EAST LANSING, Mich. – February. The shortest month of the year.
It is also the month set aside to remind America that its history involves African Americans.
Once every year, Americans need to be reminded that “white” isn’t the only right and that blacks are more than Puff Daddys and Michael Jordans. Even African Americans, suffering from short-term memory, need to be reminded of their own reality.
African Americans are just as much a part of this country as European Americans, a.k.a. white people. For the remainder of the year, black history is swept under the rug.
The mere existence of Black History Month is an obvious indicator that this country is not a true multicultural nation. Of whom do you think when asked to picture the typical American? I won’t lie. The first picture that comes to my mind is a Caucasian individual.
Subsequently, if only white people are from America, where are black people from? Negro Land? It’s about time African-American history, along with other minority groups’ histories, finally is integrated into American history.
Let me rephrase that a bit: Will the true American history please step forward?
For Black History Month, Nickelodeon’s “Nick at Night” series is featuring a variety of black shows along with its usual lineup of classic shows. “Sanford and Son,” “The Bill Cosby Show” and “The Arsenio Hall Show” are three of the “chosen ones.”
The network describes these shows as pioneers of television. Then why not have these black shows as part of the usual lineup if they are so great? Why only throughout February?
During this brief month, black faces suddenly will appear on television shows in small abundance. More discussion about issues of race will ensue. Field trips will be made to African-American museums. The number of activities on campus centered around topics facing African Americans will rise. Even African-American legends will be paid tribute to and remembered.
Nevertheless, come March 1, these accolades all will vanish. African Americans once again will become second-class citizens, rappers and basketball players to the rest of society. “Nick at Night” will go back to airing primarily white television shows.
Racial issues will go back to being topics too taboo to talk about. African-American history will be forgotten until next year. And I’ll have to rely on the library more often to further educate myself.
If this country were as inclusive as it claims to be, the average American we’d all picture could be anyone. Our history books wouldn’t only serve the white male perspective. We would not need to set February aside to remember that American history is composed of the achievements and failures of more than just Caucasians.
During February, I get a small taste of what this country should aspire to be. More blacks are featured on television. Issues of race are discussed. African-American museums are frequented by more non-Blacks. Though many people couldn’t care less that it’s Black History Month, more people learn about and acknowledge the significance of black history during this month than any other part of the year.

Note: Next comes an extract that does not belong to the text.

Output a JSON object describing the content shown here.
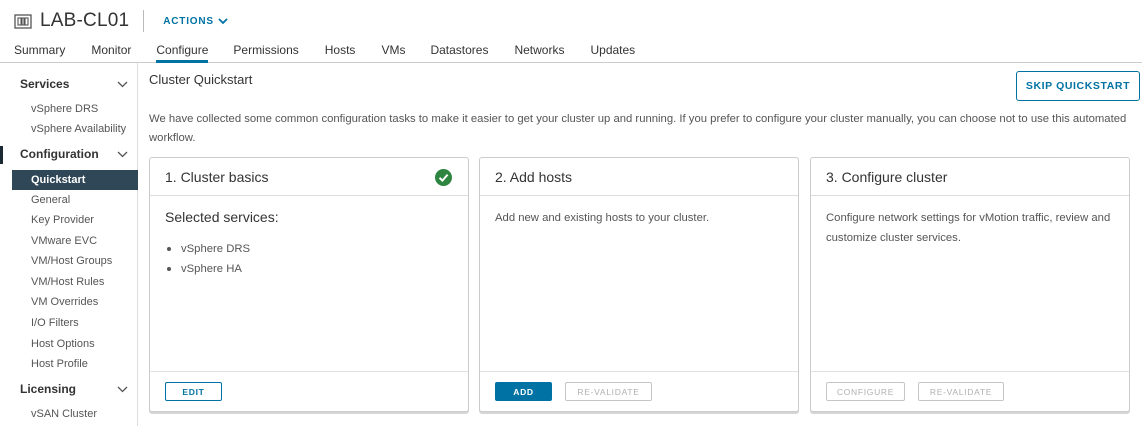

Now all we need to do is extend this celebration to every other non-white and have this sense of pride and achievement remain with us year-round.
At the very least, this would be a start.
-Nnedi Okorafor is a student at Michigan State University.